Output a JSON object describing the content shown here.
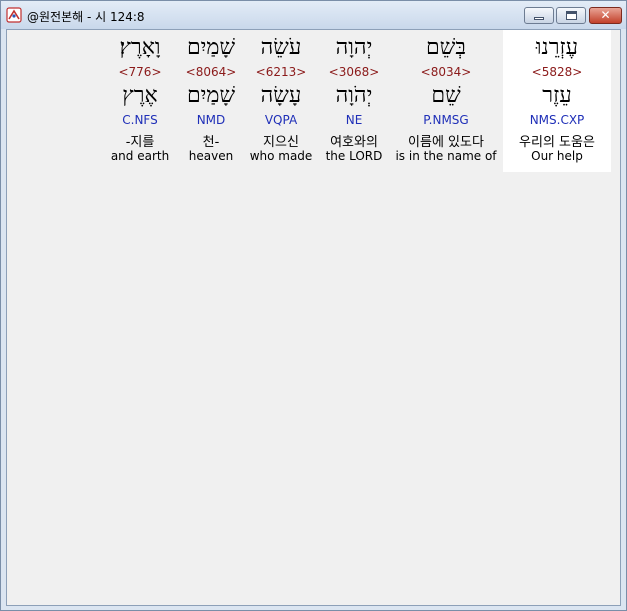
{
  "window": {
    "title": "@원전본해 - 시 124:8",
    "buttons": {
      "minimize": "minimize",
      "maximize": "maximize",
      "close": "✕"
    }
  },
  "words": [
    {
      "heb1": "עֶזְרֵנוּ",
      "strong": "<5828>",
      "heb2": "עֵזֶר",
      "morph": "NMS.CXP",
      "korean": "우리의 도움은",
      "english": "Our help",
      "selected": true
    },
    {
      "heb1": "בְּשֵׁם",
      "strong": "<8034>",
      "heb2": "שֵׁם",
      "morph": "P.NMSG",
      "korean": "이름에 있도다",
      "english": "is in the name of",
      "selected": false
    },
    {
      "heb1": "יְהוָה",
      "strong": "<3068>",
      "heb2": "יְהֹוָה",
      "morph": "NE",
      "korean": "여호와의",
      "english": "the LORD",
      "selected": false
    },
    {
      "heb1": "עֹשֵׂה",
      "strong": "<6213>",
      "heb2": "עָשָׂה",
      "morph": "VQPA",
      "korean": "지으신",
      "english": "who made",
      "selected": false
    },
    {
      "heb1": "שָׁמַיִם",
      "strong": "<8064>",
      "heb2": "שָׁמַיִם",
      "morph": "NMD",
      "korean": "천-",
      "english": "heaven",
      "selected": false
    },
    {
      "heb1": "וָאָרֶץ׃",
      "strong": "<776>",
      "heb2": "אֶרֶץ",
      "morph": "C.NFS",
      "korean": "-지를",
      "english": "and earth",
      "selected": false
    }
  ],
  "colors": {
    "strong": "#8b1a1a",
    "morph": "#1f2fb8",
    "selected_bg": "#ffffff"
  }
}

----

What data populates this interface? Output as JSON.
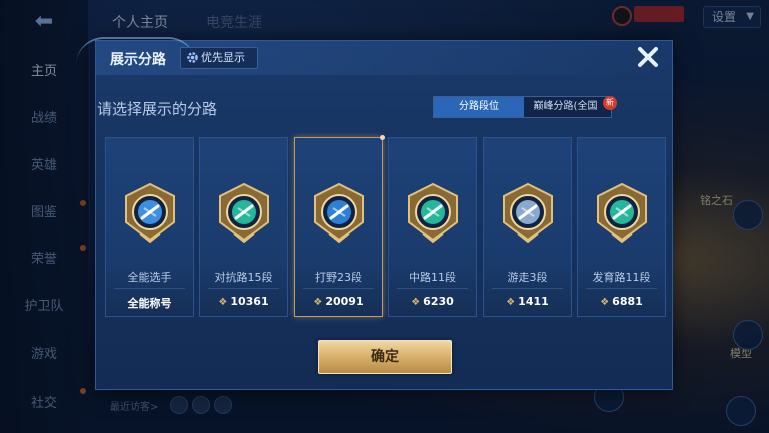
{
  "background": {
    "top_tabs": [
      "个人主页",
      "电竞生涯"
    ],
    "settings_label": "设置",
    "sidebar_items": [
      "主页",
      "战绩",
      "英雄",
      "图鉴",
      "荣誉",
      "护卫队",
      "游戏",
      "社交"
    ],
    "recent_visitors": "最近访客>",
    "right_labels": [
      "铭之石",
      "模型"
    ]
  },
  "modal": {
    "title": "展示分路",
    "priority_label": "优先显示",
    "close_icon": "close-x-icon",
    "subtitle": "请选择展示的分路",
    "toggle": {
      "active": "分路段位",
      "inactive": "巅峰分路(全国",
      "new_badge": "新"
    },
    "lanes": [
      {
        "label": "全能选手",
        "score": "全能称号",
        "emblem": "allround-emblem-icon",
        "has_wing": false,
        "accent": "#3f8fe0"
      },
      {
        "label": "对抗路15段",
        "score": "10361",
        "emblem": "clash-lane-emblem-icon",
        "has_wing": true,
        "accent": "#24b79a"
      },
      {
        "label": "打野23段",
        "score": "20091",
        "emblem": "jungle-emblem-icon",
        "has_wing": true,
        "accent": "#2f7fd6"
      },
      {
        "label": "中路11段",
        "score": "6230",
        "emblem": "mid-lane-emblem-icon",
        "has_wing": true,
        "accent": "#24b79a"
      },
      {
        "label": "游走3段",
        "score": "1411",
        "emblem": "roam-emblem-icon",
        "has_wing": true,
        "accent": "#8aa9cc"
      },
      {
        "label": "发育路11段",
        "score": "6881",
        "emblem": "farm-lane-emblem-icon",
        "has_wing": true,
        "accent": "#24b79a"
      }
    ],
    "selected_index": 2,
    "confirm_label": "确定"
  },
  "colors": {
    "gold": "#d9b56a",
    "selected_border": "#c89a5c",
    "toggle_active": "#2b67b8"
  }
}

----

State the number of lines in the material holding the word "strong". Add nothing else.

7